Wednesday, August 23 2017

VietNamNews

Farmers kill rare wolves to protect livestock

Update: December, 02/2013 - 08:50

An Asiatic wild dog, named in the Viet Nam Red Book as a species needed to be preserved to avoid extinction.
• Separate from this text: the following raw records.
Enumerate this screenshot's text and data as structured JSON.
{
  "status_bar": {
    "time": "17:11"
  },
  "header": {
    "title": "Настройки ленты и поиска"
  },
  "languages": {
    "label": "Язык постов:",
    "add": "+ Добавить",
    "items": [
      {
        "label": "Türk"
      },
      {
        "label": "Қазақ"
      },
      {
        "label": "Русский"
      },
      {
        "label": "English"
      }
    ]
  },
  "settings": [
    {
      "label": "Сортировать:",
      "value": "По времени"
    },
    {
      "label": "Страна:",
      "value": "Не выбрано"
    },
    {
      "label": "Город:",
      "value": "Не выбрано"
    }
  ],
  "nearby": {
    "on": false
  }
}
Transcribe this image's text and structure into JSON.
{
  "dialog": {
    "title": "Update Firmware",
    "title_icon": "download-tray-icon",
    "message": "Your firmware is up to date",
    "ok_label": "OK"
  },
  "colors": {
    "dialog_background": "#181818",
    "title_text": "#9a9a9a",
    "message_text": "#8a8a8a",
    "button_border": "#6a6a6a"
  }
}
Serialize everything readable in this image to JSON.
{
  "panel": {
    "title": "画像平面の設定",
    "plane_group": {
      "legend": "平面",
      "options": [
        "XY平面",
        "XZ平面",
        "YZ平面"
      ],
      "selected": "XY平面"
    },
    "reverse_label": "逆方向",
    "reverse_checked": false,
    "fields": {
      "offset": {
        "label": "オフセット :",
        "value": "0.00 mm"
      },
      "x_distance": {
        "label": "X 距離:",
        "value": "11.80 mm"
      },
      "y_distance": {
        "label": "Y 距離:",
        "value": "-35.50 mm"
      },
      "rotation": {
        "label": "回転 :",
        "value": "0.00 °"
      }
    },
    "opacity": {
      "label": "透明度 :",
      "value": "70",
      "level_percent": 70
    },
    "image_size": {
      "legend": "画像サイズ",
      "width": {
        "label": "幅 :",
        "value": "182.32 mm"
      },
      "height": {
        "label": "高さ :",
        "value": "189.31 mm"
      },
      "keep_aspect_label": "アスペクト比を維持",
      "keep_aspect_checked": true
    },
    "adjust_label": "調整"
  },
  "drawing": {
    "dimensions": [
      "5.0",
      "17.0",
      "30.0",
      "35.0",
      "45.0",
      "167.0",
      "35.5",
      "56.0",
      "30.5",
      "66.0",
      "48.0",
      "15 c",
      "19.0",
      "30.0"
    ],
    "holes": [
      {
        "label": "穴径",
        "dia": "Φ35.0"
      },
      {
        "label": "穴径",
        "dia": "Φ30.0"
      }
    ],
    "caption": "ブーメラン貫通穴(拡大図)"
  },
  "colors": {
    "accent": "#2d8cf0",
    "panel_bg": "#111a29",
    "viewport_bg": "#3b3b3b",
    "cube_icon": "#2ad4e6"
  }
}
Photo Courtesy www.wara.org

SON LA (VNS) — A 40-strong pack of wolves thought to be endangered Asiatic wild dogs (Cuon alpines) have come under attack from farmers in northern mountainous Son La Province's Muong Lan Commune trying to protect their livestock.

Giang No Ly, a resident in the commune's Pa Kach Village, said the wolves were usually seen in the commune during the rainy season, often between April and October, hunting the villagers' cows and buffaloes for food.

Due to the wolves, he'd lost four buffaloes and so many pigs he'd lost count, Ly said.

"It's a miserable situation as cows and buffaloes are treasures to us", another villager, Ly Thi Mai, said.

"We raise these animals for two years and then one day they suddenly disappear," she added.

"Is it any surprise we want to kill all the wolves?" she said.

Pa Kach Village is one of the poorest villages in Muong Lan Commune with 36 households mostly comprising of H'Mong ethnic people, said Giang Se Tua, head of the village.

On average, each household loses two or three animals each year, he said.

According to Ly, the wolves appearing in the commune were believed to be 90 cm in length, with tails of up to 30cm and weighing 30-40kg. The fur on their backs and sides was reddish brown, with white or lightly coloured underbellies, Ly added.

Ly said all local residents knew that killing the wolves was a violation of regulations on protecting wild animals, but they had to do this to protect their livestock.

In the meantime, the International Union for Conservation of Nature has listed the Asiatic wild dog as an endangered species. They are also named in the Viet Nam Red Book as a species needed to be preserved to avoid extinction.

Experts highly recommended authorised agencies and local authorities to issue a policy to protect both the Asiatic wild dog and local residents' livestock.

Giang Ba Tua, vice chairman of the commune's People's Committee said that in the short term, the committee had told local residents to keep a careful eye on their livestock and to refrain from attacking the wolves.

But the committee was still searching for a long term solution, he said. — VNS



Send Us Your Comments:

See also: